» **Work required**
Give only the number of lines in these records that include "bitedu".

----

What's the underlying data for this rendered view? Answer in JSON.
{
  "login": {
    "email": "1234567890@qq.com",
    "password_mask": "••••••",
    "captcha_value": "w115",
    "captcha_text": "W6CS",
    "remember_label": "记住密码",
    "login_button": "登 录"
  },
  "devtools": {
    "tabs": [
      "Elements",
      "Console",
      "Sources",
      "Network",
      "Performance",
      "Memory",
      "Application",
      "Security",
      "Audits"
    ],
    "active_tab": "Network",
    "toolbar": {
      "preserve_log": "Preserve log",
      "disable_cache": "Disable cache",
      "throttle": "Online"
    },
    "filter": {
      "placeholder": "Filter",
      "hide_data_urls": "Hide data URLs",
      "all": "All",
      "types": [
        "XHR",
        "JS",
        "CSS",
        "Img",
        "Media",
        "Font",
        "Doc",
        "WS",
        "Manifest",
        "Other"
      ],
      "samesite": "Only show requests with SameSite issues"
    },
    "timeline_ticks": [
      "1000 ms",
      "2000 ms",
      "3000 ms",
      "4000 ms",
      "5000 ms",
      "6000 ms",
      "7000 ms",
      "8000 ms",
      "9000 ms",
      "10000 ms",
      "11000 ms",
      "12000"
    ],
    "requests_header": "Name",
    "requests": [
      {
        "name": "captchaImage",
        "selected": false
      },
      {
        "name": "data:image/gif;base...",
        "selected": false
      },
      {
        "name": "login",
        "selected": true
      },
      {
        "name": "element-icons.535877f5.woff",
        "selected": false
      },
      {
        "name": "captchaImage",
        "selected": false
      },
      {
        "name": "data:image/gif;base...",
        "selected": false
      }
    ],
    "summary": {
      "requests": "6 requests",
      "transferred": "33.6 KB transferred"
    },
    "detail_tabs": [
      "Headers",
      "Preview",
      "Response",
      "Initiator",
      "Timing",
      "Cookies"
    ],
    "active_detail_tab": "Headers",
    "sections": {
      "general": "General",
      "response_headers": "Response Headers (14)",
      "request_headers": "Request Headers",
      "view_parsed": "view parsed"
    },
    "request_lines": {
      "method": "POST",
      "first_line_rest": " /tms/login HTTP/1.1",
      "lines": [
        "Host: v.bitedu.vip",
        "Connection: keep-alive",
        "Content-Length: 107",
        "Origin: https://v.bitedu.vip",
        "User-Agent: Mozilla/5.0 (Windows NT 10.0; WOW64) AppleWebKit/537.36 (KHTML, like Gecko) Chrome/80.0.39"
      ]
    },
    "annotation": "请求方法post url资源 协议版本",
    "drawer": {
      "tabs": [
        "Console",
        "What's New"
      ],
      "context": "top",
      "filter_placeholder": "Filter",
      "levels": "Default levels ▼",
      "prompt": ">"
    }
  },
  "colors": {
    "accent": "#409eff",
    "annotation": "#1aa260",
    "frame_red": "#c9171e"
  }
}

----

» **Written answer**
2